As we reported a few days ago, the soon to open at the W South Beach Mr. Chow is suing Philippe at the Gansevoort South for 33-pages worth of reasons. We just received an official statement from Stratis Morfogen, partner in Philippe, who said the following:
"Their complaint is that we’re confusing the customer. When we first opened, we went out of our way to take the extra steps and safeguards to make sure we were introducing our brand as something completely different than Mr. Chow. We don’t want to be associated with Mr. Chow. Obviously there are similarities in the dishes because the chef came with us and went after the American Dream and went on his own. He’s been cooking this way for 27 years. It all comes back to the fact that I don’t agree with the customer experience at Mr. Chow. They’re bright lights, we’re dark. They do not give a menu, we do. They do orders for one, we do it for two or family style. They do not have a lot of music in the house, we have music in the house. We wanted a complete turnaround from what customers were experiencing there.
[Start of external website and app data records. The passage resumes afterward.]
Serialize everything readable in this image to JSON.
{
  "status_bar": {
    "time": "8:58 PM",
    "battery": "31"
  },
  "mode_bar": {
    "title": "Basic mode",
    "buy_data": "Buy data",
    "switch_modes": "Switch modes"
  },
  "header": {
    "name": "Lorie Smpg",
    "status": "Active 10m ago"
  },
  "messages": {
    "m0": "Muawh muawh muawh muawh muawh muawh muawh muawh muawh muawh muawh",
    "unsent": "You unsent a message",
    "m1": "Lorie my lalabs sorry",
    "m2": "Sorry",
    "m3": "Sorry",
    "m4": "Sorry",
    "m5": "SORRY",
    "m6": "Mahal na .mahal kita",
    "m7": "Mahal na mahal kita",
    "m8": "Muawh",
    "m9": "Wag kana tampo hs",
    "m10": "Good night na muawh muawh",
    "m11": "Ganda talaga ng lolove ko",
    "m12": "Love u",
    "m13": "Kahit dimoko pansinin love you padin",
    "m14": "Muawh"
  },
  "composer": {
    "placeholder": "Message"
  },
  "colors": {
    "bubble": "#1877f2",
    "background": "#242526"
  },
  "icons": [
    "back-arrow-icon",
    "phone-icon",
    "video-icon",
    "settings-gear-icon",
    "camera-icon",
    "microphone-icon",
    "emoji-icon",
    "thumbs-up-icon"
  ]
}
I was going there for seven years and I’d always eat the same thing and get a different bill. Fact of the matter is Philippe is a very respected brand, we treat our customers right, they come back and enjoy the experience we offer them, they know what they pay for, they see a menu and they know what they get, that’s more then I can say for some of our competitors.
Mr. Chow does not own the words Beijing chicken or Peking duck or lettuce wrap or chicken satay or crispy beef. They’re in a hundred Chinese restaurants. For him to say he has a trademark means Burger King should be wiped out because McDonald’s has a trademark on the hamburger. We’re not calling it the Whopper, or “Mr. Chow’s chicken satay.” Thirty percent or 40 percent of our menu is dishes that Michael Chow does not have. Keep in mind, Michael Chow is not a cook. It’s fine if Michael Chow wants to say that I’m just an amusement-park owner or whatever, but let’s be clear: Michael Chow is not a chef. He’s lived off other people and other chefs.
To portray him as a chopper is comical. That hurt him, because he put 27 years of his life in there. When I was introduced to him by managers, waiters, and staff, they called him Chef Philippe, Chef Philippo, Chef Philippa — always Chef. In his office there are pictures of him and celebrities photographed in the middle of the dining room in a full chef’s outfit. Our lawyers will tear this apart because his whole complaint is contradictory. It’s almost laughable. Actually, when Philippe said he was leaving, Michael Chow offered him a couple years' salary not to open a new restaurant. Why would you make that kind of deal with a “chopper?” And if you want to clear up this thing about him being the chef, why don’t you do that the first week we open so that we don’t have any momentum?
Our decision is to stay away from Mr Chow. We signed the Miami deal before his deal and opened a year and two months before he opened. I don’t understand how he says we went where he was. I’ve been offered a dozen different locations in Beverly Hills and I’ve intentionally stayed away from all of them.
In Google we bought the word Chow — we bought different words like “Chinese food” because that’s just good marketing. Why shouldn’t we get the word Chow when our chef’s name is Chow? There are one million people in the world named Chow! You know what’s funny? Philippe Chow’s birth name and his American name are pretty similar — they’re both pronounced Chow. Michael Chow’s birth name has nothing to do with Michael or Chow. This is borderline egomaniacal! The world does not revolve around Michael Chow.
Fact of the matter is Philippe is a very respected brand, we treat our customers right, they come back and enjoy the experience we offer them, they know what they pay for, they see a menu and they know what they get, that’s more then I can say for some of our competitors."
Survey says? Jury's out until Mr. Chow opens for biz. Until then, we'll just say chow--er, ciao, to the matter.